Memantine Can Reduce Ethanol-Induced Caspase-3 Activity and Apoptosis in H4 Cells by Decreasing Intracellular Calcium
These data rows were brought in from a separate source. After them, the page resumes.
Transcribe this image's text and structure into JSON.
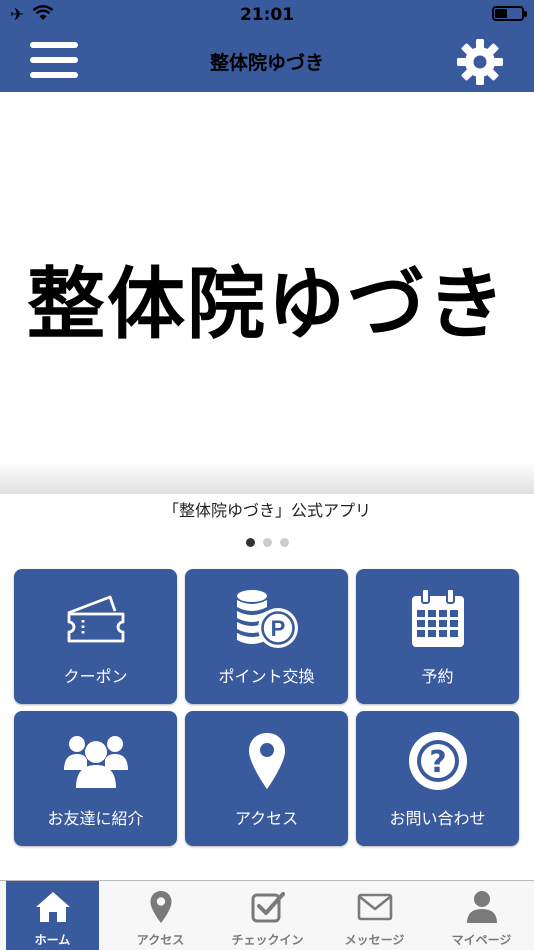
{
  "status_bar": {
    "time": "21:01"
  },
  "header": {
    "title": "整体院ゆづき"
  },
  "banner": {
    "logo_text": "整体院ゆづき",
    "caption": "「整体院ゆづき」公式アプリ",
    "slide_count": 3,
    "active_slide": 1
  },
  "tiles": [
    {
      "label": "クーポン",
      "icon": "ticket-icon"
    },
    {
      "label": "ポイント交換",
      "icon": "coins-point-icon"
    },
    {
      "label": "予約",
      "icon": "calendar-icon"
    },
    {
      "label": "お友達に紹介",
      "icon": "group-icon"
    },
    {
      "label": "アクセス",
      "icon": "map-pin-icon"
    },
    {
      "label": "お問い合わせ",
      "icon": "question-icon"
    }
  ],
  "tabbar": [
    {
      "label": "ホーム",
      "icon": "home-icon",
      "active": true
    },
    {
      "label": "アクセス",
      "icon": "map-pin-icon",
      "active": false
    },
    {
      "label": "チェックイン",
      "icon": "checkin-icon",
      "active": false
    },
    {
      "label": "メッセージ",
      "icon": "envelope-icon",
      "active": false
    },
    {
      "label": "マイページ",
      "icon": "person-icon",
      "active": false
    }
  ],
  "colors": {
    "primary": "#3a5a9e",
    "tab_inactive": "#7a7a7a",
    "tabbar_bg": "#f7f7f7"
  }
}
Apoptosis occurs physiologically in the mammalian brain during the period of the growth spurt, which in human starts in the 3rd trimester of gestation and ends by the third year of life. Environmental factors can interact with programmed cell death mechanisms to increase the number of neurons undergoing apoptosis and thus produce neuropathological sequelae in the brain. In a series of studies it could be shown that classes of drugs which block N-methyl-D-aspartate (NMDA) glutamate receptors, promote gamma-aminobutyric-acid (GABA(A)) receptor activation or block voltage gated sodium channels, when administered to immature rodents during the period of the brain growth spurt, trigger widespread apoptotic neurodegeneration throughout the developing brain. Studies have also shown that short exposures to non-physiologic oxygen levels can trigger apoptotic neurodegeneration in the brains of infant rodents. Pathomechanisms involved in the proapoptotic action of sedative and anticonvulsant drugs and oxygen include decreased expression of neurotrophins, inactivation of survival signaling proteins, activation of inflammatory cytokines as well as oxidative stress. These findings raise concerns pertaining to the treatment of infants and young children with sedative and anticonvulsant drugs and premature infants with oxygen. The experimental findings imply that new approaches should be developed for patients within these vulnerable age groups.